Dunne, who could face his former club Manchester City in the final if they defeat Manchester United, feels that would encourage top-name performers to move to Villa Park.
Dunne, who will be competing in the first semi-final of his 14-year career, said: "The ambition of every footballer throughout their career is to win something. For the young lads here, the more they can win at a younger age, the more experience and the more hunger it will give them to win. If you get your first trophy, it will hopefully lead to more and breed confidence around the side and hopefully clubs will fear us a little bit more.
"But, if we achieve that, players who probably wouldn't want to come to Aston Villa previously will start looking at us as a successful side where the top players can come and win stuff."
The postponement of the first leg last Tuesday and Saturday's Premier League game at Wigan has allowed midfielder James Milner and full-back Luke Young to recover from foot and ankle injuries respectively.
The clash with Rovers will represent the first action for more than a fortnight for skipper Stiliyan Petrov, Brad Friedel, Gabriel Agbonlahor and Dunne, who were rested for the FA Cup tie between the clubs.
Dunne said: "Everyone wants to play every game but sometimes you just have to listen and the manager always knows best. To be honest, I am feeling the benefit of it [a break]. You don't feel tired at the time but, having previously had so many games in a short period does take its toll."
Meanwhile, O'Neill is not looking to offload left-back Nicky Shorey, who is on loan at Nottingham Forest. Shorey started the first five games but lost his place after the arrival of Stephen Warnock from Blackburn.
But O'Neill feels the former England player has a role to play at Villa Park, especially if he improves the defensive side of his game. O'Neill said: "If there was an offer, I would sit down with Nicky and his agent to discuss it but I am not actively seeking [to sell him]. Nicky thought when Stephen Warnock arrived that his chances would be limited at the time. But he is capable of fighting back. I think going forward he has done very well at Forest and, if he tightens up his game defensively, he has loads to offer – and I think he has tried to do that."

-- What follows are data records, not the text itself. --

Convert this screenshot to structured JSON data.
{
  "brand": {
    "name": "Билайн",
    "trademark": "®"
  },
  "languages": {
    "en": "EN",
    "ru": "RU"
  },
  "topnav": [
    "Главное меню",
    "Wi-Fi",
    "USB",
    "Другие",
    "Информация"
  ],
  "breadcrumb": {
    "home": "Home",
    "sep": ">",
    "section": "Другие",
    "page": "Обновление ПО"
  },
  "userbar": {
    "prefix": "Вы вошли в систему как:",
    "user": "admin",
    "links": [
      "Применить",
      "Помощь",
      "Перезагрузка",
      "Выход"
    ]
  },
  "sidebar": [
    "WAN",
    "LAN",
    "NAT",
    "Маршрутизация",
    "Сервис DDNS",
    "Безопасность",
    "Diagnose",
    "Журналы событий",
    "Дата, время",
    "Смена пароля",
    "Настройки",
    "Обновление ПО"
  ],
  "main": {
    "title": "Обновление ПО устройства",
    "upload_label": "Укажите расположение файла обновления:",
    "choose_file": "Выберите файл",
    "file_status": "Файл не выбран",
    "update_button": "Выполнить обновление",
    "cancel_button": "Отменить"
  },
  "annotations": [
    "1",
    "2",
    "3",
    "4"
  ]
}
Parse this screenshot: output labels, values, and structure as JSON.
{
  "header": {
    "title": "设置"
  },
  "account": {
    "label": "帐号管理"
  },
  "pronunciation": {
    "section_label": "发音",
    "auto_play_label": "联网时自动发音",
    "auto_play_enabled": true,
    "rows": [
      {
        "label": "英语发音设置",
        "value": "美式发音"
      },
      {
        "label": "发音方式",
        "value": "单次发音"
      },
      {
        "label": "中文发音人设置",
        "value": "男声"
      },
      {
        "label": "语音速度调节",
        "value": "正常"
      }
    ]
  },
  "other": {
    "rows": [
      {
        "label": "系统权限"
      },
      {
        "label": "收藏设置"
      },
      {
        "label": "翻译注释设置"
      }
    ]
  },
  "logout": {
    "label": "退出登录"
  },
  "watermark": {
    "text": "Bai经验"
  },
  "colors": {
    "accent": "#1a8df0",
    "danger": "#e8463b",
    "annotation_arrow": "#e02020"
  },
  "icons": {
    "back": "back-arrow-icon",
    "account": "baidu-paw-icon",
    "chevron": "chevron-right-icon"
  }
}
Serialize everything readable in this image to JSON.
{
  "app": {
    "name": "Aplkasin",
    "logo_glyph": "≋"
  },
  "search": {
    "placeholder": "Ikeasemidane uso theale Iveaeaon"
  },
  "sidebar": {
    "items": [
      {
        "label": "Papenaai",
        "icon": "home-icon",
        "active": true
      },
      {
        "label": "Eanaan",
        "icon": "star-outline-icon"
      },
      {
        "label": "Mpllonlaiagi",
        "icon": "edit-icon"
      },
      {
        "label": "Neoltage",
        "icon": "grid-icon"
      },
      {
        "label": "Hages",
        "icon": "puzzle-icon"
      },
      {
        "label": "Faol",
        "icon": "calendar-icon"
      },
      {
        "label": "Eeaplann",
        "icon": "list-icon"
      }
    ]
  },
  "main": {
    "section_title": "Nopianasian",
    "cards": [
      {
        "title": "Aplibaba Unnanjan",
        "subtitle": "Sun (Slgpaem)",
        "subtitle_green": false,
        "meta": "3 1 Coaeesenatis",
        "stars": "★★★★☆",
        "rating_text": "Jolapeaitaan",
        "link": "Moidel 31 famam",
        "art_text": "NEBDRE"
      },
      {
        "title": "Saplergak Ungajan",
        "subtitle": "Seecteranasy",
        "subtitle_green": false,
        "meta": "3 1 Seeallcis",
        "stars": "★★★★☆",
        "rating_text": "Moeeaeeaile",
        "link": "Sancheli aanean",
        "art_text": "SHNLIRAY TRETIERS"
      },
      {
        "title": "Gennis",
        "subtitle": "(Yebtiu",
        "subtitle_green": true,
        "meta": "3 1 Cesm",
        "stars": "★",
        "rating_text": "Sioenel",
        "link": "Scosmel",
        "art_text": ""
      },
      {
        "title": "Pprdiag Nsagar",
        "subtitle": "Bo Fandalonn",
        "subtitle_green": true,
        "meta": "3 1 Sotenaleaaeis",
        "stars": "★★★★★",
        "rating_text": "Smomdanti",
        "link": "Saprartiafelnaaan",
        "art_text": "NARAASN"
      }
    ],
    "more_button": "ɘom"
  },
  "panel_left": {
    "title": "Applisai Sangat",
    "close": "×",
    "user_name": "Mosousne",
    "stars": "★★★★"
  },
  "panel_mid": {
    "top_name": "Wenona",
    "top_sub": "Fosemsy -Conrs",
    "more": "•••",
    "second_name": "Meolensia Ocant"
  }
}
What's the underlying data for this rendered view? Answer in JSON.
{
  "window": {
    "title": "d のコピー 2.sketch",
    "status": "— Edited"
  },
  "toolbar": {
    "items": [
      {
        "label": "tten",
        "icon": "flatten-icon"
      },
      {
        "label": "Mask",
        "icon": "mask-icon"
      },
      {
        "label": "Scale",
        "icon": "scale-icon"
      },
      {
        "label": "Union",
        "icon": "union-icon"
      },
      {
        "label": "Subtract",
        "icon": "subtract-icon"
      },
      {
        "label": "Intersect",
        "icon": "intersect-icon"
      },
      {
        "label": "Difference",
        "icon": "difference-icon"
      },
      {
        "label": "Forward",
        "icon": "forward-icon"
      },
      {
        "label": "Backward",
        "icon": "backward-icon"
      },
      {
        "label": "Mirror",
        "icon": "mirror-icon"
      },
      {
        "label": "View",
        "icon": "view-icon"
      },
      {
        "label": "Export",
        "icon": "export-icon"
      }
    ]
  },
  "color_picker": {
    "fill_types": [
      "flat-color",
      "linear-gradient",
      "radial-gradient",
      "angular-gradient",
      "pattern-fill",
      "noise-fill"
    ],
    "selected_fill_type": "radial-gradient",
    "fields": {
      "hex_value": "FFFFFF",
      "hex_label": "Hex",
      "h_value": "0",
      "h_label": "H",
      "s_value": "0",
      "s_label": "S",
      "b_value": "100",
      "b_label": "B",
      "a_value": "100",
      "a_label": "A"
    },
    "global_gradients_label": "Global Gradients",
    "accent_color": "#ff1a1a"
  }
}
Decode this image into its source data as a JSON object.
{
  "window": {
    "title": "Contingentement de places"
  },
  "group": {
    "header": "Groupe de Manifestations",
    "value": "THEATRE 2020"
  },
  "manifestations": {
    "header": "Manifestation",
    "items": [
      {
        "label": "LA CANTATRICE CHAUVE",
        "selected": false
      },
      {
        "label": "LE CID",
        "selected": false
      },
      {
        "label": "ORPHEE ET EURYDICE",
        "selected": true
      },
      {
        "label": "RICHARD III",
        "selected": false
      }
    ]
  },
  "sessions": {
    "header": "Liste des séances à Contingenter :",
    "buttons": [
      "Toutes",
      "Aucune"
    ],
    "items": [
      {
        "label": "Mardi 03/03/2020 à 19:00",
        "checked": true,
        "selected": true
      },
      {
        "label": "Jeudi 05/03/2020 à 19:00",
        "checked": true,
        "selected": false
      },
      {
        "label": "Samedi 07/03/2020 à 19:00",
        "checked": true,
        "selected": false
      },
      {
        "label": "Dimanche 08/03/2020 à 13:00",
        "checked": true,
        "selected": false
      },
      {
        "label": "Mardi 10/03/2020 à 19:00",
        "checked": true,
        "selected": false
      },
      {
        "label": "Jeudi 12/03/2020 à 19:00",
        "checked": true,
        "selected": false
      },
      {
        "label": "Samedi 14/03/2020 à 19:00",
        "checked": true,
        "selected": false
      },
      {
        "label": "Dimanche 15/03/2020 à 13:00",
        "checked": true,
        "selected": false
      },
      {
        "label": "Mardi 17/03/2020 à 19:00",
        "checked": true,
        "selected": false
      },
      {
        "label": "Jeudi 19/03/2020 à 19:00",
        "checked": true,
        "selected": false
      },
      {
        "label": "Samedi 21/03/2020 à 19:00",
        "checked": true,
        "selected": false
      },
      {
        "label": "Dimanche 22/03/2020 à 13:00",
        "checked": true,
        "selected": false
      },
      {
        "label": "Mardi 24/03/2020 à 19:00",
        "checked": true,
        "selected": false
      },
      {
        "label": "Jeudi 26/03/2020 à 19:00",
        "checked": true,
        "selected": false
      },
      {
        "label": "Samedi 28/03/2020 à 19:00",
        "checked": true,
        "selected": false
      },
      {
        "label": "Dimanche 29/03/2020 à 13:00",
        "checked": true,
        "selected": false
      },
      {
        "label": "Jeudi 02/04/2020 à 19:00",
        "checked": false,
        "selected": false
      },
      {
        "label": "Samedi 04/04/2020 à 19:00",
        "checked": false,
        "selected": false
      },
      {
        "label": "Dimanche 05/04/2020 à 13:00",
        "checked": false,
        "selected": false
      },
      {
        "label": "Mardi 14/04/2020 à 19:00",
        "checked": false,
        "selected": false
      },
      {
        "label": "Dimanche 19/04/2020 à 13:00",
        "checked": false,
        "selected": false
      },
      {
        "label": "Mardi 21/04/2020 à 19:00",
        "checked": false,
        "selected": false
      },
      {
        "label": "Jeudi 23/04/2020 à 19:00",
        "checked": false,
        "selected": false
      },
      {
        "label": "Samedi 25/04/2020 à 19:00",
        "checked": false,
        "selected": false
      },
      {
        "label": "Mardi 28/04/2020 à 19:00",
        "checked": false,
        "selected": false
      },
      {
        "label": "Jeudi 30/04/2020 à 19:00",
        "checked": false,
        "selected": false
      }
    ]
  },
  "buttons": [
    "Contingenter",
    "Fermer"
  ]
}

Villa full-back Luke Young was an unused substitute for Tottenham when they overcame Leicester – then managed by O'Neill – in the 1999 final. But he is not getting carried away with the prospect of playing at Wembley on February 28.
Young said: "We're making good progress as a club. We're heading in the right direction and this would be another step on the ladder. To get to a final would be tremendous but we're certainly not looking too far forward. We've got a big job to do – starting with the first leg away at Ewood Park.
"The first leg dominates our thoughts at the moment. We've got to go out there and start well. We can't concede early. If we could go there and pick up a draw, with a goal too, that would be nice. It's always important to score a goal and then bring them back to Villa Park and finish the job. But it's going to be very hard."